ALL GONE: Sreap Samoen stands in a field near a plantation owned by Vietnam Rubber Group. The land it occupies used to belong to local people, she said.
Hun Sen also insists he has moved to resolve outstanding disputes ahead of elections due in late July.
Last year under Directive 001 he issued a moratorium against any further ELCs, however, the laws did not apply to those already being negotiated and thousands of more hectares have since gone.
He has also dispatched thousands of youth volunteers into the countryside to measure land holdings, resolve disputes and issue land titles. Western NGOs have also deployed cartographers as part of a long-term programme designed to complete Cambodia's land ownership scheme.
Nevertheless, the Global Witness report is just one of dozens that seem to contradict governments and big business at every turn on issues of land.
The UN's Office of the High Commissioner for Human Rights said in its annual report that of particular concern was the increased use of force and live ammunition on people protesting the land grabs.
''These instances of violence were predominantly unprovoked, and primarily related to land disputes,'' it said.
Human rights group Licadho has estimated that 2.1 million hectares, equivalent to the size of Wales, has been transferred in Cambodia from subsistence farming to large industrial firms since 2003. It also says about 400,000 people have been affected.
According to the Global Witness report VRG and HAGL have acquired more than 200,000 hectares of land through a series of deals with the Lao and Cambodian governments that lacked transparency.
It noted that investments made in these companies by IFC and Deutsche Bank stand in stark contrast to their public commitments on ethics and sustainability, as well as the World Bank's core mandate to end global poverty.

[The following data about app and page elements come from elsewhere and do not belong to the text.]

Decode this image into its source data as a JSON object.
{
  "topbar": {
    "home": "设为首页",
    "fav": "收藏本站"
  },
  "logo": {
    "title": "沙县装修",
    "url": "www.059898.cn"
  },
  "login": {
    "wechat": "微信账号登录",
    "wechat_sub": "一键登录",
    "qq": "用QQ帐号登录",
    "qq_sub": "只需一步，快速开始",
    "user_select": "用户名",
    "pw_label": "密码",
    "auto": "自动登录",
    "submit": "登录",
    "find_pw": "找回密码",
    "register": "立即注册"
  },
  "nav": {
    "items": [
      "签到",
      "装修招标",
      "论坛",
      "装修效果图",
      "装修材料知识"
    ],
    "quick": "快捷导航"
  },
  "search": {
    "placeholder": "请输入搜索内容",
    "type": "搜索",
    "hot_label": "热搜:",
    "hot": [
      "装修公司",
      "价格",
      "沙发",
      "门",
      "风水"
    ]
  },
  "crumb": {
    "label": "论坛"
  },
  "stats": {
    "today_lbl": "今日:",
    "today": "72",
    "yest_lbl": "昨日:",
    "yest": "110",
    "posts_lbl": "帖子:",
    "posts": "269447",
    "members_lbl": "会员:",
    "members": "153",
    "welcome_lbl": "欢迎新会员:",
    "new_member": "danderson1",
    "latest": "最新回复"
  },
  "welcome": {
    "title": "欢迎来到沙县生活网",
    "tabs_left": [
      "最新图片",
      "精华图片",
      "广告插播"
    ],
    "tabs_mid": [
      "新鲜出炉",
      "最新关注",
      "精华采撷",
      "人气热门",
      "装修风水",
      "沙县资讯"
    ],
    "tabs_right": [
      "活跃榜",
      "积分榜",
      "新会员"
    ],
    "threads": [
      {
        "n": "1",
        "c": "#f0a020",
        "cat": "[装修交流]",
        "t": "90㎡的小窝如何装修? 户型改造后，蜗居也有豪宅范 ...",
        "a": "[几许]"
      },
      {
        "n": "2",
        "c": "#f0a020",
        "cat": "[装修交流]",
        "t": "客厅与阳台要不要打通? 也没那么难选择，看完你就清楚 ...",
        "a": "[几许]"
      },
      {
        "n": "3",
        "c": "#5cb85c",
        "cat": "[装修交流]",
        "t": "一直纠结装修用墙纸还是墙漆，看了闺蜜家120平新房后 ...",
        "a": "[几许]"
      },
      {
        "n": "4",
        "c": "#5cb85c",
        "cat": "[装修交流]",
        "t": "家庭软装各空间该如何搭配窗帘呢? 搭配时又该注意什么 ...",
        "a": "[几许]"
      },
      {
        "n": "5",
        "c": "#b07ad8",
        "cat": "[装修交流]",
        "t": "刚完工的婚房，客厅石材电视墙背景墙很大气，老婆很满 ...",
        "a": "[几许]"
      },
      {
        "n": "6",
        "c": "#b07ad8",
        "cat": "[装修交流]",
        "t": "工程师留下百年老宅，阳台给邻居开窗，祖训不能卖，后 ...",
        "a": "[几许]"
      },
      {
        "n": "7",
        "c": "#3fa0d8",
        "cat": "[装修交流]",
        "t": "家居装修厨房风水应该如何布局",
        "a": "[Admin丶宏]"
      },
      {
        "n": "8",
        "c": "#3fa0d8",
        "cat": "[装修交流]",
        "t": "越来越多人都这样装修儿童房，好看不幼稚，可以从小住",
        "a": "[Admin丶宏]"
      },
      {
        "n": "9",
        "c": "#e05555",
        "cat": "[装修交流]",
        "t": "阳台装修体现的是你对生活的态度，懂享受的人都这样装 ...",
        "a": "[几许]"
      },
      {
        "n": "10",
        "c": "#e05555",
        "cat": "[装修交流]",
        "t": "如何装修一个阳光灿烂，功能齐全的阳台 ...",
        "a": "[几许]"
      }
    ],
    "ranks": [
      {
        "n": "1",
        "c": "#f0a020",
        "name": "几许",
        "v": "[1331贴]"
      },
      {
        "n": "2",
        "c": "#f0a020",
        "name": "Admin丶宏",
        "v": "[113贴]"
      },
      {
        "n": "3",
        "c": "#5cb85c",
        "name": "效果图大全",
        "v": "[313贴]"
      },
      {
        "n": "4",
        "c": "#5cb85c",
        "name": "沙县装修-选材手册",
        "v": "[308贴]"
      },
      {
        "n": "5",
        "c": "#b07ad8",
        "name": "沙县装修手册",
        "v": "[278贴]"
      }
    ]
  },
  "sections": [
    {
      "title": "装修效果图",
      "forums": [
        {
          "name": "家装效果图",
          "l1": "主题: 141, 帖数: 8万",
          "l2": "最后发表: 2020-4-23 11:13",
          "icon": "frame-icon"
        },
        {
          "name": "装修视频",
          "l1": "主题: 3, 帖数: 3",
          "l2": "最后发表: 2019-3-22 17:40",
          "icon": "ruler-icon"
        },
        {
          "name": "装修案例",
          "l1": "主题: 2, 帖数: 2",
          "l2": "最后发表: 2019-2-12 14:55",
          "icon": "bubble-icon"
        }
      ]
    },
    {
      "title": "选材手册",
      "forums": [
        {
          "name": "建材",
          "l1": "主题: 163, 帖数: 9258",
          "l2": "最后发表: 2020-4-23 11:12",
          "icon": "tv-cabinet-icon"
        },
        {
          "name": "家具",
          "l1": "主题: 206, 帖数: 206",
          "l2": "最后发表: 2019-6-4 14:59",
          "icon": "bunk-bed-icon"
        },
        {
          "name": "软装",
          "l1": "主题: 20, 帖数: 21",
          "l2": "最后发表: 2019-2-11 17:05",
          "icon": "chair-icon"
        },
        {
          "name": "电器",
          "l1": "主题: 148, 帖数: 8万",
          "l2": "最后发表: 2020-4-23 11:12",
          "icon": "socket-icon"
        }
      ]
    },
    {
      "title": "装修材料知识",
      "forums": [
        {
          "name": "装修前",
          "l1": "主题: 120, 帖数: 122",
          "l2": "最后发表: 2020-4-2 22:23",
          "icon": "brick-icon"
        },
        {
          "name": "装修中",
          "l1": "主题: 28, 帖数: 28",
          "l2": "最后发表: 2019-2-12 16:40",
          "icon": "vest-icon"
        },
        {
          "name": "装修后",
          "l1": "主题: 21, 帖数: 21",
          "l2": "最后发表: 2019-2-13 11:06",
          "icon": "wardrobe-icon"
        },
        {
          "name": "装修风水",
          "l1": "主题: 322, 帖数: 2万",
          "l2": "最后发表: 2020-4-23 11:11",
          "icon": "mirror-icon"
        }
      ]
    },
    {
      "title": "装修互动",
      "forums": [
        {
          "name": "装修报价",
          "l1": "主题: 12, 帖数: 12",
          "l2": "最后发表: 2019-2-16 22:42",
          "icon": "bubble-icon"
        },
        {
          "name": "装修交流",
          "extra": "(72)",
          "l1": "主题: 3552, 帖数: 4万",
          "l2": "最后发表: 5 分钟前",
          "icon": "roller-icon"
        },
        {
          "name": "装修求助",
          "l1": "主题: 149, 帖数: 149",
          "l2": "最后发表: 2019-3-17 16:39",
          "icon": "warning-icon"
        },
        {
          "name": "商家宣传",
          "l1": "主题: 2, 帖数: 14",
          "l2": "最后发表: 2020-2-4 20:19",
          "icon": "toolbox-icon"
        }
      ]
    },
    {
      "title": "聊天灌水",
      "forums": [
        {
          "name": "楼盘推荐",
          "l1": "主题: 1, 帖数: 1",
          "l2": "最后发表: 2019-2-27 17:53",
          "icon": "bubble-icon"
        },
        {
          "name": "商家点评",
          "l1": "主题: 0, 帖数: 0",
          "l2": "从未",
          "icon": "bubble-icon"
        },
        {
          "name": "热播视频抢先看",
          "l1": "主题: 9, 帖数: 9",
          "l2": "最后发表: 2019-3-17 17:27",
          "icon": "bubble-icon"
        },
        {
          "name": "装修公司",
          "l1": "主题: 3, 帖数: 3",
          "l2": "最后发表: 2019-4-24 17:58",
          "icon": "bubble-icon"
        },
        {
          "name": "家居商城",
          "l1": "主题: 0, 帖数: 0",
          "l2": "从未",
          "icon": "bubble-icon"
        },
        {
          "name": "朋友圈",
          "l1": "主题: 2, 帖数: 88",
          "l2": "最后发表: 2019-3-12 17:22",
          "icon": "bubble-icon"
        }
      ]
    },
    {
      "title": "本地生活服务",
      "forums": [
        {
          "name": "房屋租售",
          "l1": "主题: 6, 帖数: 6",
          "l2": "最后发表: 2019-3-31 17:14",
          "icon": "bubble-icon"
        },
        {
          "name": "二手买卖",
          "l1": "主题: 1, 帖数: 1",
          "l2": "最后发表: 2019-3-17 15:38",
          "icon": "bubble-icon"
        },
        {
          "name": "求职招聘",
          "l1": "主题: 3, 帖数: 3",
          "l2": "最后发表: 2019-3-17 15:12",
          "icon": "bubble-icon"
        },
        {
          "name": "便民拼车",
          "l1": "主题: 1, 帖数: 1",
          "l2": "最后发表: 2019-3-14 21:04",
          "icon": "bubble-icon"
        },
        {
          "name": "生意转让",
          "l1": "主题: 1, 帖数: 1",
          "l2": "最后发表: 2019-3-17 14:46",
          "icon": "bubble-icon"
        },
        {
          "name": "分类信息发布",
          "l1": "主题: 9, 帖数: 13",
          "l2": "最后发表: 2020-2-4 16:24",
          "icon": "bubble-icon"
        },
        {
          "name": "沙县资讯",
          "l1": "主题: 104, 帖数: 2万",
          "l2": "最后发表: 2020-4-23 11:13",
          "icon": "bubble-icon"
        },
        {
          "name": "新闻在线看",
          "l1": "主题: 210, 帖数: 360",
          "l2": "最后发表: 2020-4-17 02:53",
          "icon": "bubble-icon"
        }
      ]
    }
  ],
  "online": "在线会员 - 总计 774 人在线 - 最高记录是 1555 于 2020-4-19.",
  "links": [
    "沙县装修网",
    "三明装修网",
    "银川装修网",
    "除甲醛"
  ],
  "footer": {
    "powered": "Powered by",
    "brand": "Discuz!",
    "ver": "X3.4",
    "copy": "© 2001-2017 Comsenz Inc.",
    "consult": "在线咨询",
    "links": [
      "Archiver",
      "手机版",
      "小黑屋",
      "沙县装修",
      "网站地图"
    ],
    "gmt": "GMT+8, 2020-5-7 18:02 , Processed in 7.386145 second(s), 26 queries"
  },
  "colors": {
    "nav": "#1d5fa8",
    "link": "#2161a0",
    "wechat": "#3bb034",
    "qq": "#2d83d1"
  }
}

''We've known for some time that corrupt politicians in Cambodia and Laos are orchestrating the land grabbing crisis that is doing so much damage in the region. This report completes the picture by exposing the pivotal role of Vietnam's rubber barons and their financiers, Deutsche Bank and the IFC,'' Ms MacInnes said.
''Both companies are having severe impacts on the human rights of ordinary Lao and Cambodian citizens. Often, the first time people learn of a plantation is when the company bulldozers arrive to clear their farms,'' she said.
The report found HAGL concessions also included 28,000 hectares inside the Lumphat Wildlife Sanctuary and Virachey National Park, both protected areas. Of other concessions held by both companies, their perimeters had been widened by illegal logging and land was often granted despite the government's ''Leopard Policy''. That policy was designed to protect communal land, which is shared among villagers for water, fishing, cattle grazing and growing crops. It's the type of land that Sreap Samoen says no longer exists in Tuol Ta Muong, where VRG has established vast rubber plantations.
WORKING FOR THE MAN: A Vietnamese worker digs a trench at a HAGL rubber plantation in Cambodia.
RICH PICKINGS: Most of the money made from harvesting rubber wood is pocketed by an elite few.